If a line in the records below holds the word "this", copy it.

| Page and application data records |
-=-=-
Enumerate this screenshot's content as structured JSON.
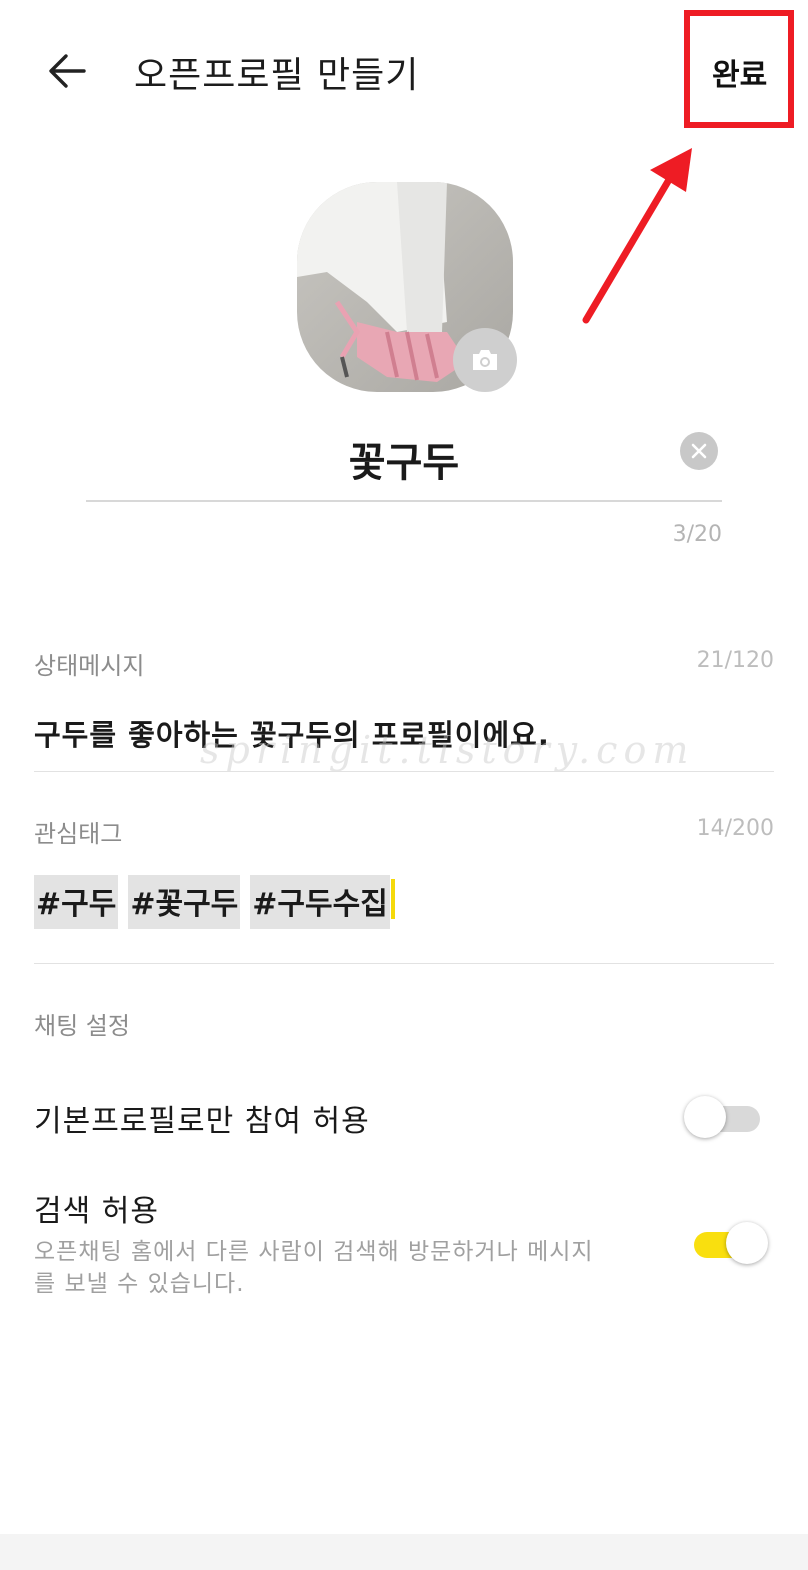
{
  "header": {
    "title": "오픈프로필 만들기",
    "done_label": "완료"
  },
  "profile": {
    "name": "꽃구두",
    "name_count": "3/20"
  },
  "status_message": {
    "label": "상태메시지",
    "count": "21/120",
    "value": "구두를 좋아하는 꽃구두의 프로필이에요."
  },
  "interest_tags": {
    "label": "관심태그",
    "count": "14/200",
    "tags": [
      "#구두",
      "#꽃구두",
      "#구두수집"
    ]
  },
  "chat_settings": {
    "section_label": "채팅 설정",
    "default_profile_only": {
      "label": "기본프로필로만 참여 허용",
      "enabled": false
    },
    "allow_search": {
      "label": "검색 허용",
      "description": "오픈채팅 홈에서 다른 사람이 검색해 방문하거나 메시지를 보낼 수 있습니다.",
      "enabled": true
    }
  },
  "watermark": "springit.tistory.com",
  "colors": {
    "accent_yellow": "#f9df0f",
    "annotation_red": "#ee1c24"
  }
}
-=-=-
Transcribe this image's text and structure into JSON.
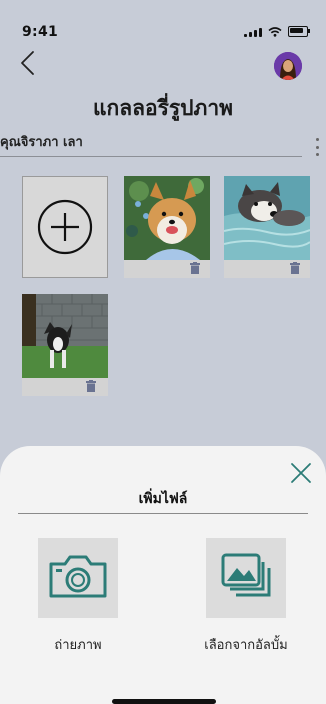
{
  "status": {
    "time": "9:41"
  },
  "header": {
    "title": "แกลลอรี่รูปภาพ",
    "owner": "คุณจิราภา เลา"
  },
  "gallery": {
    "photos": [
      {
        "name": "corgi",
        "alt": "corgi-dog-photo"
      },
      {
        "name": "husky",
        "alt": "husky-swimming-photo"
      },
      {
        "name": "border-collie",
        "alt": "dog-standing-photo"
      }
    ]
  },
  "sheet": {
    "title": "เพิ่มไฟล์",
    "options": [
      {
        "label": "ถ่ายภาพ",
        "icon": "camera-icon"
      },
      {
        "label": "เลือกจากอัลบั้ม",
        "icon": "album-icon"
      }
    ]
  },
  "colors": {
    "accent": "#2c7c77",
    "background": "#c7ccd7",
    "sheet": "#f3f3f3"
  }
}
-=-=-
| EXERCISE RESPONSE |
Enumerate this screenshot's content as structured JSON.
Transcribe this image's text and structure into JSON.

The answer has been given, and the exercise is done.